While half harnesses are believed to cause fewer injuries to dogs, spreader bar harnesses are said to provide more power. However, the X-back harness is somewhat of a standard among modern-day professionals.
Apart from the sled and harness, other essential sled equipment include:
- The Lines: They connect and fasten the sled to the dogs, and the dogs to each other. Made out of thick cable, the ‘gangline’ is the main line that forms the connection between the sled and the dogs. Whereas the ‘tugline’ runs from the back of the harness to the gangline, the ‘neckline’ connects the dog’s collar to the gangline.
- Snow Hook: Designed like two giant fish hooks, it is employed by the musher to anchor his sled and the dog team at a point of halt along the trail. Theoretically, the more the dogs jerk on the hook, the more it digs in to the ground.
- Dog Booties: They are meant to protect a sled dog’s feet from cuts and prevent the formation ice between the foot pads during a trail.
When is Samoyed Ready for Team Racing?
Samoyed dogs begin appearing for Team Races, usually when they are between 2 and 8 years old. Each dog goes through individual practice sessions and team building sessions before the pack can be called a team. It is generally the older dogs that are at the front of the pack, whereas the younger dogs are closest to the sled.
Train a Samoyed for Team Sled Racing
Training Samoyeds to work as a team can be quite tricky, and needs a systematic approach. Dogs are first trained as a pair, where they are attached to light pulling object. Exercises during this period lay emphasis on making them run and work as a pair.
Then, the training extends to the whole group, where the dogs are attached to a gangline, which in turn is attached to the front of the vehicle. By regulating the speed of the ATV, you can simulate the varying loads for the team.
Q: What do sled dogs eat?
A: Dog nutrition for sledding is derived from a concoction of kibble, chicken, fish, beef and vitamins. Typically, various types of raw meat are chopped and mixed in hot water to form a stew, which is then fed to the dogs. In winter, chicken fat may be added to the mix, to give the dogs more energy and help them keep warm.
Q: What are different roles in a sled dog team?

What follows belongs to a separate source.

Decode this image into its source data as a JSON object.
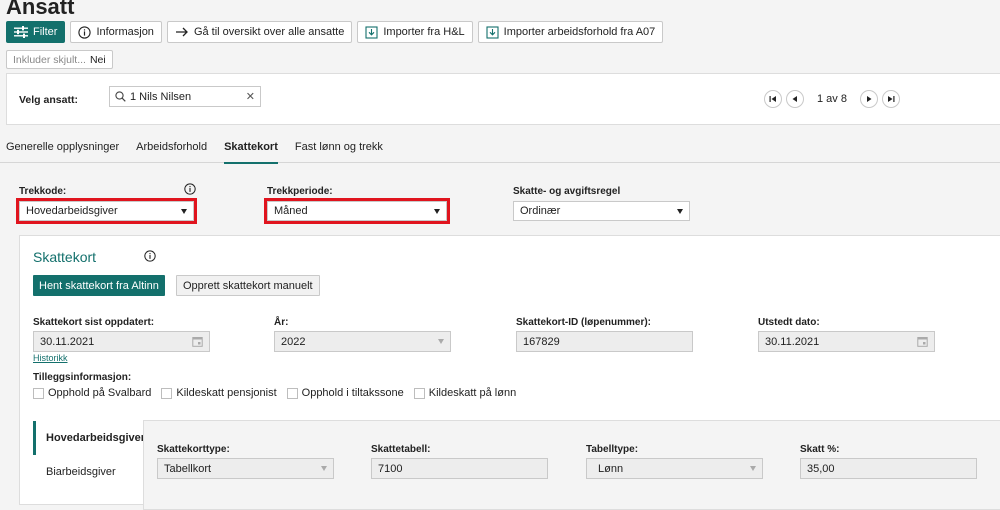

A: The dogs at the front of the line, called the ‘lead dogs’ obey musher commands and set the pace for the rest. Right behind them are the ‘swing dogs’ who ensure any turns initiated by the leaders are followed by the whole team. Then, come the ‘team dogs’, which maintain the pace and pull. Finally, the wheel dogs positioned right in front of the sled pull much of the weight.